An example of how this resource could be used in a step-like sequence that increases in complexity would be as follows:
1. As a warm-up activity to motivate interest and increase engagement, on the quiz website the lecturer selects part of the anatomy to be explored and students will learn more about, for example, the skin, the brain etc. It would make more sense to do a quiz on such an area of anatomy that would be part of a module that will later focus on one or more of these areas of anatomy so as to provide opportunities to better visualize, contextualize, understand and recognize words/expressions.
2. The lecturer can project the visually appealing quiz onto a large screen and ask the students to respond to the questions. There are nine modes to play a quiz, so the lecturer can start with a mode which makes it easier to successfully complete the quiz. For example, the ‘drop down menu with autotype’ mode only needs one letter to be typed in the field for options to appear, including the correct answer. Students may be called upon individually to give the right answer, or could work in small groups (2-4), the latter increasing confidence for a competitive activity. However, the ‘Pin’ mode is more difficult, and students have to drag and drop the word on the right location. This activity is also colour-coded, so a correct answer in one click is white, a correct answer in two clicks orange and so on. Outside of the classroom, students can increase autonomy and knowledge by going through the quiz again, using different modes that vary in level of difficulty. An alternative to the lecturer directing the activities, students may be asked to work on their computers or mobile phones – either individually or in groups – and to explore the various modes.
3. The lecturer could then move on to providing students with sentences and /or dialogues in written form which provide a different context for using the words focused on in the quizzes. These could be cloze texts, either of a more academic nature (an abstract or article) or a dialogue. For the latter, for example, a senior doctor might be explaining aspects of the anatomy to a junior colleague. The students would need to complete the texts accordingly.
4. A more communicative approach to further consolidate vocabulary acquisition would be to role play the preceding dialogue, with the senior doctor pointing out the location of the words on the anatomy as they say them. Roles can then be reversed.

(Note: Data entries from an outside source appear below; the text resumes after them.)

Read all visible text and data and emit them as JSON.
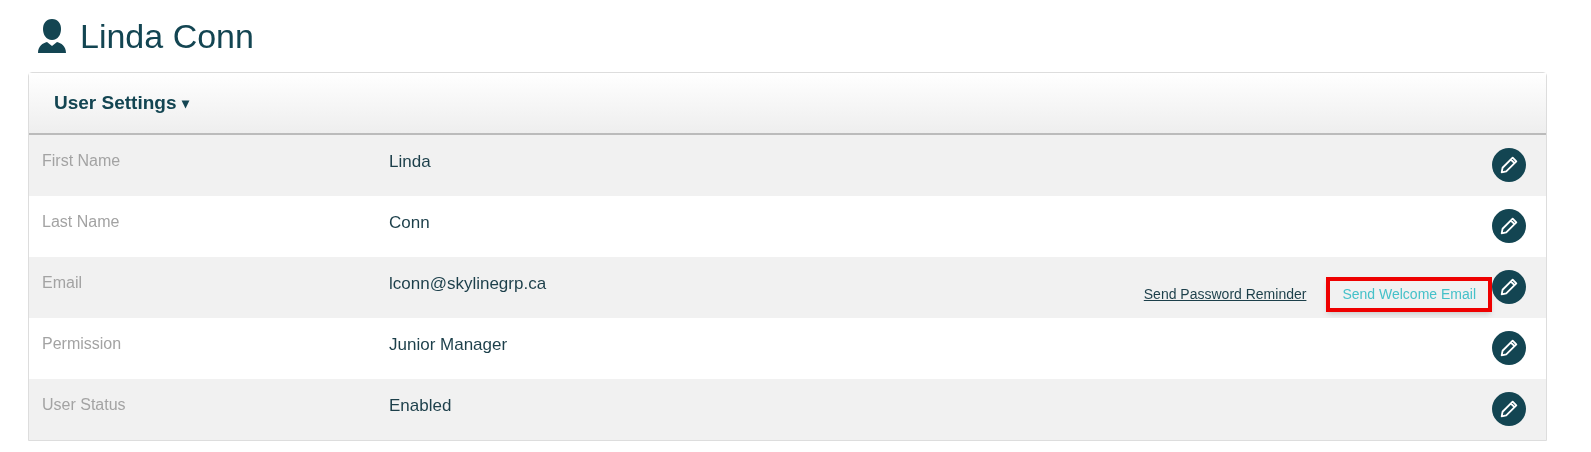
{
  "title": "Linda Conn",
  "panel": {
    "heading": "User Settings",
    "caret": "▾"
  },
  "rows": [
    {
      "label": "First Name",
      "value": "Linda"
    },
    {
      "label": "Last Name",
      "value": "Conn"
    },
    {
      "label": "Email",
      "value": "lconn@skylinegrp.ca",
      "links": [
        {
          "text": "Send Password Reminder",
          "kind": "underlined",
          "highlighted": false
        },
        {
          "text": "Send Welcome Email",
          "kind": "hover",
          "highlighted": true
        }
      ]
    },
    {
      "label": "Permission",
      "value": "Junior Manager"
    },
    {
      "label": "User Status",
      "value": "Enabled"
    }
  ]
}
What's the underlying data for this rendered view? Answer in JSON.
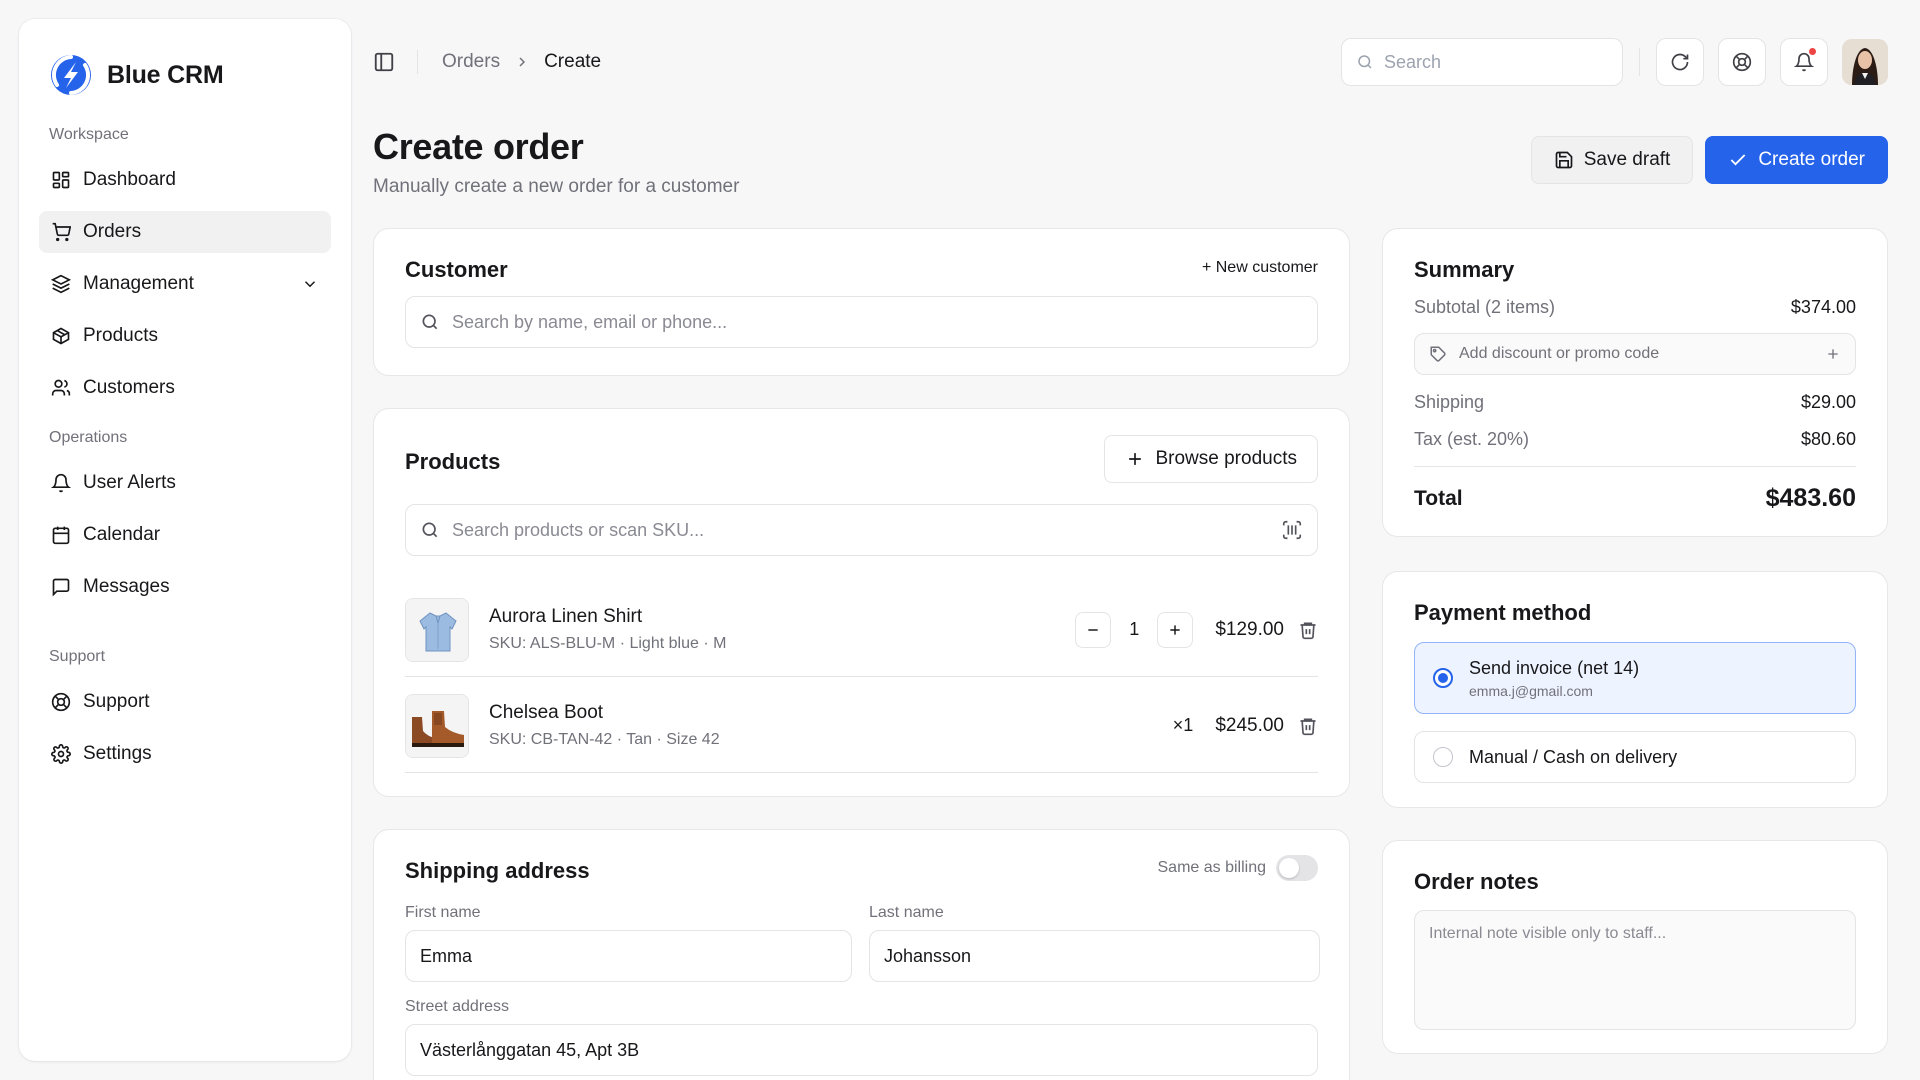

5. If considered appropriate by the lecturer, the students could then be asked to explain the function of various parts of the anatomy.